Segment Start: DATASET RECORDS

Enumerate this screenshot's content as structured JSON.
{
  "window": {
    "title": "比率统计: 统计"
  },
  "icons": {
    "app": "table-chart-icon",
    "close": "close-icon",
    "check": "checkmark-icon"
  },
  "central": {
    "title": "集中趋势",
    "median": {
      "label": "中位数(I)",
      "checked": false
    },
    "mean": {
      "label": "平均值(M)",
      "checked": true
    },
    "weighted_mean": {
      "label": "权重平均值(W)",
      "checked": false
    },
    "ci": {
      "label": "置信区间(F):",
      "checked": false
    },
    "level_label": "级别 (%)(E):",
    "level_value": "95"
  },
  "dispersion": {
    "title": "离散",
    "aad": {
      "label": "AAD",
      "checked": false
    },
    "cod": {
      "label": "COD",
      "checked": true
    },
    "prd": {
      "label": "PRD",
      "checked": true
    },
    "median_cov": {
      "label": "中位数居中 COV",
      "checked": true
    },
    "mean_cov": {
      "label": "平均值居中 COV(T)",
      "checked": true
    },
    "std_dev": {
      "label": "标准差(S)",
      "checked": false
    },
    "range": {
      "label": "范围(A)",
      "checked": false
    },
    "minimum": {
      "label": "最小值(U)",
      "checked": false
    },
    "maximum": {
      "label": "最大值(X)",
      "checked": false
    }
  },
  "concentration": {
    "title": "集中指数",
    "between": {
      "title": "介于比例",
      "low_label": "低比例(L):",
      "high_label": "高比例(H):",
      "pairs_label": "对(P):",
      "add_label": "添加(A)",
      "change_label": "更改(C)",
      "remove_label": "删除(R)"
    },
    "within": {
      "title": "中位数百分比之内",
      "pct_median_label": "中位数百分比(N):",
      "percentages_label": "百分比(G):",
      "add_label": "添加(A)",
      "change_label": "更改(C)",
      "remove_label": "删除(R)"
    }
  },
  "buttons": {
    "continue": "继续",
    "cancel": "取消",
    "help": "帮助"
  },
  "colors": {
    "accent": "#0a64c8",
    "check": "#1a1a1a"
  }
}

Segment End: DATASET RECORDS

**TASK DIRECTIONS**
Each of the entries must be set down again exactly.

**OUTPUT BELOW**
Enumerate this screenshot's content as structured JSON.
{
  "window": {
    "title": "比率统计: 统计"
  },
  "icons": {
    "app": "table-chart-icon",
    "close": "close-icon",
    "check": "checkmark-icon"
  },
  "central": {
    "title": "集中趋势",
    "median": {
      "label": "中位数(I)",
      "checked": false
    },
    "mean": {
      "label": "平均值(M)",
      "checked": true
    },
    "weighted_mean": {
      "label": "权重平均值(W)",
      "checked": false
    },
    "ci": {
      "label": "置信区间(F):",
      "checked": false
    },
    "level_label": "级别 (%)(E):",
    "level_value": "95"
  },
  "dispersion": {
    "title": "离散",
    "aad": {
      "label": "AAD",
      "checked": false
    },
    "cod": {
      "label": "COD",
      "checked": true
    },
    "prd": {
      "label": "PRD",
      "checked": true
    },
    "median_cov": {
      "label": "中位数居中 COV",
      "checked": true
    },
    "mean_cov": {
      "label": "平均值居中 COV(T)",
      "checked": true
    },
    "std_dev": {
      "label": "标准差(S)",
      "checked": false
    },
    "range": {
      "label": "范围(A)",
      "checked": false
    },
    "minimum": {
      "label": "最小值(U)",
      "checked": false
    },
    "maximum": {
      "label": "最大值(X)",
      "checked": false
    }
  },
  "concentration": {
    "title": "集中指数",
    "between": {
      "title": "介于比例",
      "low_label": "低比例(L):",
      "high_label": "高比例(H):",
      "pairs_label": "对(P):",
      "add_label": "添加(A)",
      "change_label": "更改(C)",
      "remove_label": "删除(R)"
    },
    "within": {
      "title": "中位数百分比之内",
      "pct_median_label": "中位数百分比(N):",
      "percentages_label": "百分比(G):",
      "add_label": "添加(A)",
      "change_label": "更改(C)",
      "remove_label": "删除(R)"
    }
  },
  "buttons": {
    "continue": "继续",
    "cancel": "取消",
    "help": "帮助"
  },
  "colors": {
    "accent": "#0a64c8",
    "check": "#1a1a1a"
  }
}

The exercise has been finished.